For years, we have recommended to developers that they download the trial version of JAWS to perform basic evaluation of the accessibility of their web sites. Our recent, and quite popular, article on using JAWS to evaluate web content again makes this recommendation.
The demo version (which runs for 40 minutes per session) can be a valuable tool for web developers to not only ensure their content is accessible, but also compatible with this, the most popular of screen readers. The ability for every day web developers to test actual accessibility of their web content is not only important, but has greatly increased the accessibility of web content for blind users.
We were recently apprised that the licensing agreement for the trial version of JAWS states:
… these demonstration or evaluation licenses are not permitted for purposes of development and testing of JAWS scripts, applications, HTML coding, or other Web Based code.
In other words, you cannot use the demo version of JAWS for web evaluation. In fact, you can’t even use the demo version of JAWS to determine how well the full version could be used for accessibility evaluation.
Screen readers are very complicated pieces of software. As such, it is mostly understandable that they are so expensive ($895 for the standard version of JAWS). For many developers, the limitations of the demo would facilitate purchasing a license. And certainly the fact that the demo version of JAWS has been used for accessibility evaluation (obviously despite the licensing terms) has resulted in a great number of JAWS purchases.
But for other developers, particularly those that would perform only basic or occasional JAWS testing, the cost is not justifiable. The licensing terms for JAWS hurt these developers’ ability to create accessible web content for blind users.
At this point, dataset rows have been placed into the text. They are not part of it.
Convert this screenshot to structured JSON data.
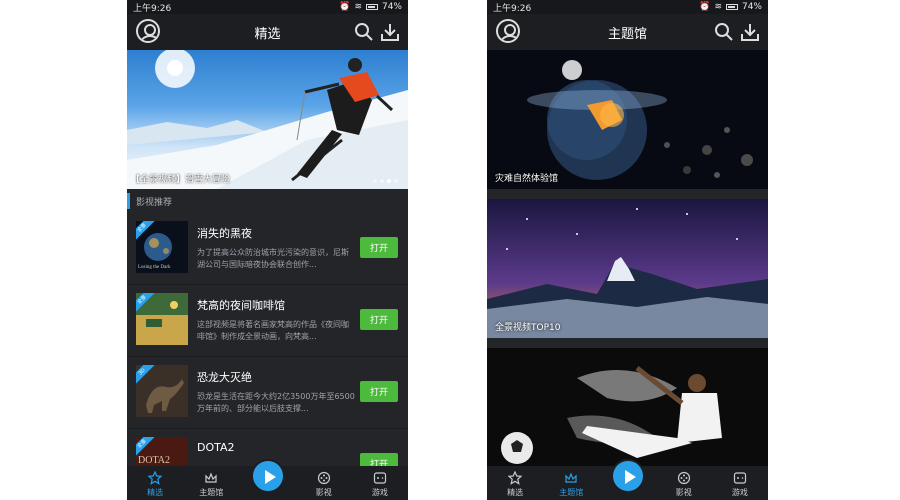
{
  "left_phone": {
    "status": {
      "time": "上午9:26",
      "battery": "74%"
    },
    "title": "精选",
    "banner": {
      "caption": "【全景视频】滑雪大冒险",
      "active_dot": 3,
      "dot_count": 4
    },
    "section_title": "影视推荐",
    "items": [
      {
        "title": "消失的黑夜",
        "desc": "为了提高公众防治城市光污染的意识，尼斯湖公司与国际暗夜协会联合创作...",
        "button": "打开",
        "tag": "全景",
        "thumb_text": "Losing the Dark"
      },
      {
        "title": "梵高的夜间咖啡馆",
        "desc": "这部视频是将著名画家梵高的作品《夜间咖啡馆》制作成全景动画，向梵高...",
        "button": "打开",
        "tag": "全景",
        "thumb_text": ""
      },
      {
        "title": "恐龙大灭绝",
        "desc": "恐龙是生活在距今大约2亿3500万年至6500万年前的、部分能以后肢支撑...",
        "button": "打开",
        "tag": "3D",
        "thumb_text": ""
      },
      {
        "title": "DOTA2",
        "desc": "",
        "button": "打开",
        "tag": "全景",
        "thumb_text": "DOTA2"
      }
    ],
    "nav": [
      {
        "label": "精选",
        "icon": "star-icon",
        "active": true
      },
      {
        "label": "主题馆",
        "icon": "crown-icon",
        "active": false
      },
      {
        "label": "影视",
        "icon": "film-icon",
        "active": false
      },
      {
        "label": "游戏",
        "icon": "gamepad-icon",
        "active": false
      }
    ]
  },
  "right_phone": {
    "status": {
      "time": "上午9:26",
      "battery": "74%"
    },
    "title": "主题馆",
    "cards": [
      {
        "caption": "灾难自然体验馆"
      },
      {
        "caption": "全景视频TOP10"
      },
      {
        "caption": ""
      }
    ],
    "nav": [
      {
        "label": "精选",
        "icon": "star-icon",
        "active": false
      },
      {
        "label": "主题馆",
        "icon": "crown-icon",
        "active": true
      },
      {
        "label": "影视",
        "icon": "film-icon",
        "active": false
      },
      {
        "label": "游戏",
        "icon": "gamepad-icon",
        "active": false
      }
    ]
  },
  "colors": {
    "accent": "#29a0e8",
    "open_button": "#4cba3c",
    "background": "#232529"
  }
}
Such limitations are not apparent in demo versions of other screen readers, including Window Eyes.
With technology advancing, the ability for developers to use screen readers to evaluate web content is increasing. Indeed, with some web technologies, such as Flash, AJAX, and PDF, screen reader testing is about the ONLY mechanism available for true evaluation.
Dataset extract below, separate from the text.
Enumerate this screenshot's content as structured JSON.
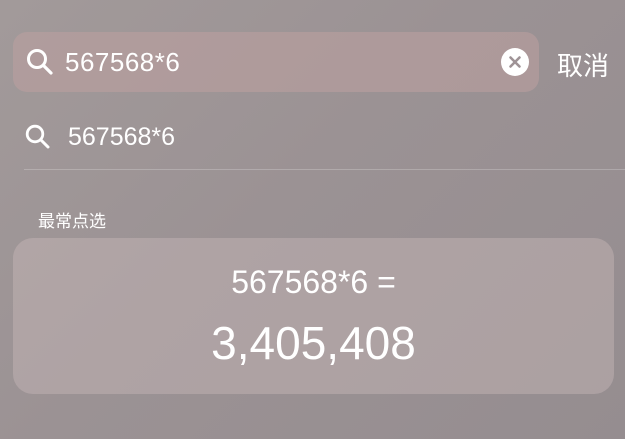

If Freedom Scientific has an interest in ensuring that their audience – screen reader users with disabilities – continue to be provided with accessible materials from the developer community, it would be incumbent upon them to modify their licensing terms to allow basic evaluation by developers or to provide a more reasonably priced license for developers who would use JAWS only rarely for accessibility testing.
If you would like to see a license change or version that allows testing, I invite you to contact Freedom Scientific.